DATA EXTRACT:
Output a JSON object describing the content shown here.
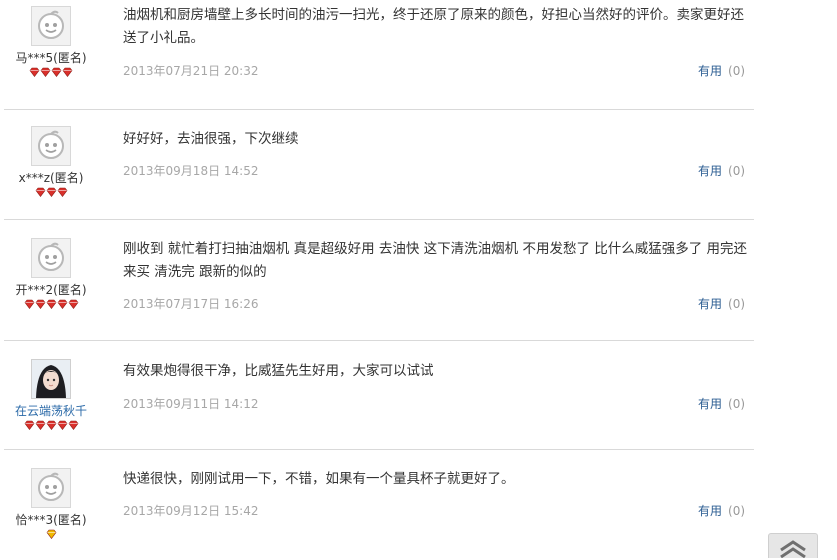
{
  "reviews": [
    {
      "username": "马***5(匿名)",
      "content": "油烟机和厨房墙壁上多长时间的油污一扫光，终于还原了原来的颜色，好担心当然好的评价。卖家更好还送了小礼品。",
      "date": "2013年07月21日 20:32",
      "useful_label": "有用",
      "useful_count": "(0)",
      "gem_count": 4,
      "gem_color": "#d9302b"
    },
    {
      "username": "x***z(匿名)",
      "content": "好好好，去油很强，下次继续",
      "date": "2013年09月18日 14:52",
      "useful_label": "有用",
      "useful_count": "(0)",
      "gem_count": 3,
      "gem_color": "#d9302b"
    },
    {
      "username": "开***2(匿名)",
      "content": "刚收到 就忙着打扫抽油烟机 真是超级好用 去油快 这下清洗油烟机 不用发愁了 比什么威猛强多了 用完还来买 清洗完 跟新的似的",
      "date": "2013年07月17日 16:26",
      "useful_label": "有用",
      "useful_count": "(0)",
      "gem_count": 5,
      "gem_color": "#d9302b"
    },
    {
      "username": "在云端荡秋千",
      "content": "有效果炮得很干净，比威猛先生好用，大家可以试试",
      "date": "2013年09月11日 14:12",
      "useful_label": "有用",
      "useful_count": "(0)",
      "gem_count": 5,
      "gem_color": "#d9302b"
    },
    {
      "username": "恰***3(匿名)",
      "content": "快递很快，刚刚试用一下，不错，如果有一个量具杯子就更好了。",
      "date": "2013年09月12日 15:42",
      "useful_label": "有用",
      "useful_count": "(0)",
      "gem_count": 1,
      "gem_color": "#f0b800"
    }
  ],
  "icons": {
    "default_avatar": "default-avatar-icon",
    "photo_avatar": "user-photo-avatar",
    "rank_gem": "rank-gem-icon",
    "back_to_top": "back-to-top-icon"
  },
  "colors": {
    "username_link": "#2b6aa8",
    "useful_link": "#2b5d92",
    "date_text": "#a7a7a7"
  }
}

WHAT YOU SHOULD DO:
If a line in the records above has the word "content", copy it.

YOUR RESPONSE:
Output a JSON object describing the content shown here.
      "content": "油烟机和厨房墙壁上多长时间的油污一扫光，终于还原了原来的颜色，好担心当然好的评价。卖家更好还送了小礼品。",
      "content": "好好好，去油很强，下次继续",
      "content": "刚收到 就忙着打扫抽油烟机 真是超级好用 去油快 这下清洗油烟机 不用发愁了 比什么威猛强多了 用完还来买 清洗完 跟新的似的",
      "content": "有效果炮得很干净，比威猛先生好用，大家可以试试",
      "content": "快递很快，刚刚试用一下，不错，如果有一个量具杯子就更好了。",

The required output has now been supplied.